Athletes participating in the Whitehorse 2007 Canada Winter Games aren’t the only ones that will have to prove what they’re made of.The 59 Xerox multifunction devices from the vendor’s DocuColor, Phaser and WorkCentrePro lines will also be put to the test, churning out an expected 2.1 million pages by the end of the Games – 563 pages per hour, 24 hours a day.
Xerox, which announced it is the first major national sponsor for the Games, is handling all the printing for the event. That means making sure documents are printed and available on demand to the 3,500 athletes, coaches and managers, 400 officials and 200-plus media.
The company is contributing $620,000 value-in-kind to the event.
To kick off the announcement, a team of 10 Alaskan huskies pulled a wheeled sled up Toronto’s Yonge Street, ending their urban tour at the Olympic Spirit building.
“What we’re doing will be very similar to what we did at the Olympics,” said Charlie Alexander, vice-president North American agent operations, Xerox Canada. “Everything will be connected to the network.
“One million documents are a lot of documents and it’s a lot of people, but getting onto that (network) will be possible in a whole host of ways, whether via land lines, over the Internet or by wireless. If we can reproduce it, you can get it over our network.”
Once a competition is over, the results will be available throughout the regions in exactly the same format, whether in colour or black and white.
Games president Piers McDonald said that despite the fact the organization uses the Internet extensively, it still relies heavily on paper documentation.
“We need to produce hard copies as well as electronic versions,” he said. “It’s also a very fast-paced environment so we need to be able to translate what happens in the field and get that into (the hands of officials) very quickly, and that was one of the things that really attracted us to Xerox. They are the pioneers, in our view, of doing that well.”
The organization hopes to have a number of other sponsorship announcements over the next month, one of which is expected to involve Bell Mobility, he said.
“We’re going to be a state-of-the-art Games Canada,” he said. “We’ve had a lot of discussions about test driving a few vehicles as well, both on the broadcasting side and on the information management side, so I think it will be a pretty impressive site.”
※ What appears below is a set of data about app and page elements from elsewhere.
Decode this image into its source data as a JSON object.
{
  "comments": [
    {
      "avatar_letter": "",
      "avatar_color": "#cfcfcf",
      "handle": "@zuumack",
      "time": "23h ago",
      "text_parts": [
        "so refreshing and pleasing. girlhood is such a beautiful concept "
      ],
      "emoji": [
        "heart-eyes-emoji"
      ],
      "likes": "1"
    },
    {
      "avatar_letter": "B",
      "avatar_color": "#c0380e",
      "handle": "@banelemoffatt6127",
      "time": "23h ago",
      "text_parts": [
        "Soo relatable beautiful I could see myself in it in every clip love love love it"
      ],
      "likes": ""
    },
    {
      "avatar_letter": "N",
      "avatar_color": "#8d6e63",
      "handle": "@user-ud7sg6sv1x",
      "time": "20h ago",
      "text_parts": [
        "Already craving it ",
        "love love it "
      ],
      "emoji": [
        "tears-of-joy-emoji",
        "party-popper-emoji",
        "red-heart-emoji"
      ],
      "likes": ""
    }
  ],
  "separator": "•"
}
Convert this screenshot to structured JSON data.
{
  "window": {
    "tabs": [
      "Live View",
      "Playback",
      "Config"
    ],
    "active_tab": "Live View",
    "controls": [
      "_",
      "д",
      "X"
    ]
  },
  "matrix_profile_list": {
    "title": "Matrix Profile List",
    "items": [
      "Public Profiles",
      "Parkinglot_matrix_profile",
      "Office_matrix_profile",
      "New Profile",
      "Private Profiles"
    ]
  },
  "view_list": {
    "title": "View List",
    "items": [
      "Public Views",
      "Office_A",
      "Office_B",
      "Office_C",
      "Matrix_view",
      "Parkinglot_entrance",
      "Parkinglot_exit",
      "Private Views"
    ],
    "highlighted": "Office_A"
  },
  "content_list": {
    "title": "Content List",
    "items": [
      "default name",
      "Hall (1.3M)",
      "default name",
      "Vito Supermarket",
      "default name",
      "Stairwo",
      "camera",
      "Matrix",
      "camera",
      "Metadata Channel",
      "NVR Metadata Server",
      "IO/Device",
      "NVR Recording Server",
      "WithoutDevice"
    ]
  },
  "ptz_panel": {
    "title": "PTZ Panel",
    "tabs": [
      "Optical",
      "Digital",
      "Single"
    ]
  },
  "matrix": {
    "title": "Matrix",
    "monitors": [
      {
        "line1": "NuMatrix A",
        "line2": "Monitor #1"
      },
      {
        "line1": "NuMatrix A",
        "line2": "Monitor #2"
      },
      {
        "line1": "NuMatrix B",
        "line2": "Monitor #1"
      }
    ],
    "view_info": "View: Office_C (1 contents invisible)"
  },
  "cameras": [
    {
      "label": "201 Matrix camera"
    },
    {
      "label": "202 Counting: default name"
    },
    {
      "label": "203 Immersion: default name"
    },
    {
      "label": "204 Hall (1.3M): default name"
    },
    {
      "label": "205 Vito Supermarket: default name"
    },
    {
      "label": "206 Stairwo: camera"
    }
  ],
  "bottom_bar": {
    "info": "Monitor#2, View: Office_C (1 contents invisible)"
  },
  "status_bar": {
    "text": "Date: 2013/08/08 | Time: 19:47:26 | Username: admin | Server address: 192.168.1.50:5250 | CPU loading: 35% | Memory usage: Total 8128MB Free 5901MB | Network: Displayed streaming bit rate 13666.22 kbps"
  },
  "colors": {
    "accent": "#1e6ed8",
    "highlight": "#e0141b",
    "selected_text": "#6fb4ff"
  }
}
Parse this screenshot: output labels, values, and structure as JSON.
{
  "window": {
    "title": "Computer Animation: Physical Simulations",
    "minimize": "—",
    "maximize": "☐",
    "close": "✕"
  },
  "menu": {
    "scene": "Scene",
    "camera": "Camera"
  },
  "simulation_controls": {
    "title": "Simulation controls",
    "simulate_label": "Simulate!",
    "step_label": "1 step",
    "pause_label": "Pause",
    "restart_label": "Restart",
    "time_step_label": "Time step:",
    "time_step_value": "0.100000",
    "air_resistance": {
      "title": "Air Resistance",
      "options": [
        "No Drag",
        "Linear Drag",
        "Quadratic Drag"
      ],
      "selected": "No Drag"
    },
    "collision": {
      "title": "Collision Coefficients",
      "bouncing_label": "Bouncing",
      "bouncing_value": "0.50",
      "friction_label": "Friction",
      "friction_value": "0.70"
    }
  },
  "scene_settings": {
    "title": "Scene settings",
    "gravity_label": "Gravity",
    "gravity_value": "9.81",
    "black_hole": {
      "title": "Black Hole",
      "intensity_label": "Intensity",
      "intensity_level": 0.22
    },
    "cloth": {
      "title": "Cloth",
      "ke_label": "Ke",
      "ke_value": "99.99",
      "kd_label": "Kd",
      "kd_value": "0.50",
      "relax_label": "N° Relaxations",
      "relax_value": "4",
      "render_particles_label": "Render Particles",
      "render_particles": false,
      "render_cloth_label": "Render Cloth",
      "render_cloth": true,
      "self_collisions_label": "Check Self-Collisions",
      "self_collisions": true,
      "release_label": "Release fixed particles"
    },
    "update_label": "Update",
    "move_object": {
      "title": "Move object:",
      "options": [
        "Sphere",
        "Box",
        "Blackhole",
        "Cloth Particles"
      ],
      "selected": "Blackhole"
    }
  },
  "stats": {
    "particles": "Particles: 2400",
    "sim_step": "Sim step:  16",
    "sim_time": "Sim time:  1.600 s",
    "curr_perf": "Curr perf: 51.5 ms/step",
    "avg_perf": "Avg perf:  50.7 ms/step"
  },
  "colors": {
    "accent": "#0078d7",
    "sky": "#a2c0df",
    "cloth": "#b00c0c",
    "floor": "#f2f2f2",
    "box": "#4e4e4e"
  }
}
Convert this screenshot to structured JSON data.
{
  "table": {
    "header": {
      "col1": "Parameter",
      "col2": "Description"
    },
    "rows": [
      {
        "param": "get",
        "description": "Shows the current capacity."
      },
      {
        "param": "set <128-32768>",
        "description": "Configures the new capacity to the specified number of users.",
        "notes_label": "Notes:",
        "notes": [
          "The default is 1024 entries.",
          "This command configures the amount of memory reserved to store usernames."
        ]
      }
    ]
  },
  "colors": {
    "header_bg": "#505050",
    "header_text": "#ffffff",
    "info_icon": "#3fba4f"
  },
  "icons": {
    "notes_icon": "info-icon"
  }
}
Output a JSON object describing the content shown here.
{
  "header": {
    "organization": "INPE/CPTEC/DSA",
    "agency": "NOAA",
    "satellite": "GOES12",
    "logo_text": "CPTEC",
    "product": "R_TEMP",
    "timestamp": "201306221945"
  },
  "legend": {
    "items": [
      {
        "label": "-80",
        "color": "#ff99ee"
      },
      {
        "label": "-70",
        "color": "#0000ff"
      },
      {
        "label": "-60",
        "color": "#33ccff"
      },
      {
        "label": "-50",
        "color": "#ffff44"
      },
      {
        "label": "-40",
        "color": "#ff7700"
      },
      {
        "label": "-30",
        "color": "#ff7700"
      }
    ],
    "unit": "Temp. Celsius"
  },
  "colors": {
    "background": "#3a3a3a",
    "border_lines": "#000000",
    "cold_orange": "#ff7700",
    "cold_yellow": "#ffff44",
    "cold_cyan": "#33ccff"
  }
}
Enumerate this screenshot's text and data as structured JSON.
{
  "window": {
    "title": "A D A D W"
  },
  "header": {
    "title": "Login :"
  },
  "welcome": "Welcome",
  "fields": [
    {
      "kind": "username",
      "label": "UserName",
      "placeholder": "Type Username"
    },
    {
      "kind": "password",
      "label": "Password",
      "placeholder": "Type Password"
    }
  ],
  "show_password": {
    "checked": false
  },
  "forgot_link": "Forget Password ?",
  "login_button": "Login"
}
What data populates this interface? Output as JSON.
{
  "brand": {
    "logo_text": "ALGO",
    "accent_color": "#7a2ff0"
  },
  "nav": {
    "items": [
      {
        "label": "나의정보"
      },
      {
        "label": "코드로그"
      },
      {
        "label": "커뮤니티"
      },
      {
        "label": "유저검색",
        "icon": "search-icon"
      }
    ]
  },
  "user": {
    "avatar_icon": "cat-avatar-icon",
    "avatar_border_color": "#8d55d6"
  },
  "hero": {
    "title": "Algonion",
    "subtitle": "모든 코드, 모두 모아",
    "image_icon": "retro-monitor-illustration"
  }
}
Although Xerox will be reclaiming its equipment at the end of the event, the benefits of hosting the Games will live on, said Jim Kenyon, minister of dconomic development for the Yukon.
The people who will manage the IT systems for the Games will mostly be locals, he said, meaning a wealth of training opportunities will be available.
“The experience it’s going to leave alone is going to be fantastic,” he said.
As well, one of the complexes that will be built to house athletes for the Games will be developed into a research cluster, he said.
Kenyon said 98 per cent of Yukon residents have access to broadband Internet, compared to about 62 per cent in Ontario.
“We have an incredibly active IT infrastructure up there,” he said.
Nunavut Premier Paul Okalik also hopes the Games will leave a long-term legacy.
“The reason why we’re taking part is we’re looking for opportunities,” he said.
“We’re going to take advantage of every opportunity that comes our way to promote our young territory.”